A Credit Suisse Group AG unit wasn’t negligent when it advised a Saudi Arabian investor who lost $31 million on structured notes after failing to make a margin call, a London judge ruled.
Basma Al Sulaiman’s decision not to cover a $10 million margin call from Credit Suisse following the collapse of Lehman Brothers Holdings Inc. in 2008 was “irrational as to be incomprehensible,” Judge Jeremy Cooke said in his written ruling on the dispute handed down today.
The Saudi national was given about $40 million in a 2003 divorce settlement with Walid Al Juffali, a member of one of Saudi Arabia’s richest families, according to the ruling. Al Sulaiman invested some $28 million of her money into 23 structured notes from Credit Suisse Securities Europe Ltd. and Plurimi Capital LLP, almost all of which were leveraged by loans from the bank.
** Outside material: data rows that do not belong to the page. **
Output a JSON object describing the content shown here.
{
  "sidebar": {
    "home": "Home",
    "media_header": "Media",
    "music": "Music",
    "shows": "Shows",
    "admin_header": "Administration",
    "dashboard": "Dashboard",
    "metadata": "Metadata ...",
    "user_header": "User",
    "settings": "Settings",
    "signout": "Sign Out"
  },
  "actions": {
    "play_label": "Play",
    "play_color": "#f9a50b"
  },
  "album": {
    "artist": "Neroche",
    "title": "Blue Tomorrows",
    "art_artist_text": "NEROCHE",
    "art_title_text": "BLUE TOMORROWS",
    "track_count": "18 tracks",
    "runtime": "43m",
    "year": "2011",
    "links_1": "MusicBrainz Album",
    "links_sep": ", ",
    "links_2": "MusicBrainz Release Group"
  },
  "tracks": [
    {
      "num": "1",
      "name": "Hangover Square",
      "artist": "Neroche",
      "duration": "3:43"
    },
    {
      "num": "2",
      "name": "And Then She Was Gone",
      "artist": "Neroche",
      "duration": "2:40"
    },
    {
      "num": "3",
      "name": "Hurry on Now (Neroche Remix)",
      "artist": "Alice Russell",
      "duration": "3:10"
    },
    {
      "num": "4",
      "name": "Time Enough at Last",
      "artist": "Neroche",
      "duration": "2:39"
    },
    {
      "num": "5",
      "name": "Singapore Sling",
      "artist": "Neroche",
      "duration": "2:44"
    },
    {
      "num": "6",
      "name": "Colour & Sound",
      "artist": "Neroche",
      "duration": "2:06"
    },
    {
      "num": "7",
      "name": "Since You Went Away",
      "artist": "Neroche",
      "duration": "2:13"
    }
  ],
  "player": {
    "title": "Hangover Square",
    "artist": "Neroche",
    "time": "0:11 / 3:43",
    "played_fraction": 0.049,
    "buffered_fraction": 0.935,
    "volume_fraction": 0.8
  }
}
Banks create structured notes by packaging debt with derivatives to offer customized bets to retail investors while earning fees and raising money. Notes backed by certain types of mortgage loans fell in value during the financial crisis.
The case “illustrates the lack of foundation for her complaints and the irrationality of her attempts to hold others liable for her own risk-taking, the market collapse of October 2008 and her own decision not to take the obvious course when presented with margin calls,” Cooke said in the ruling.
Al Sulaiman had said that, following publicity about her divorce from the Saudi Cement Co. executive, she was “beset by banks and others like vultures, all of whom wanted to aid her in investing her settlement monies,” according to Cooke’s ruling.
Paul Howcroft, a lawyer for Al Sulaiman, declined through a law firm spokeswoman to comment. Credit Suisse also declined to comment.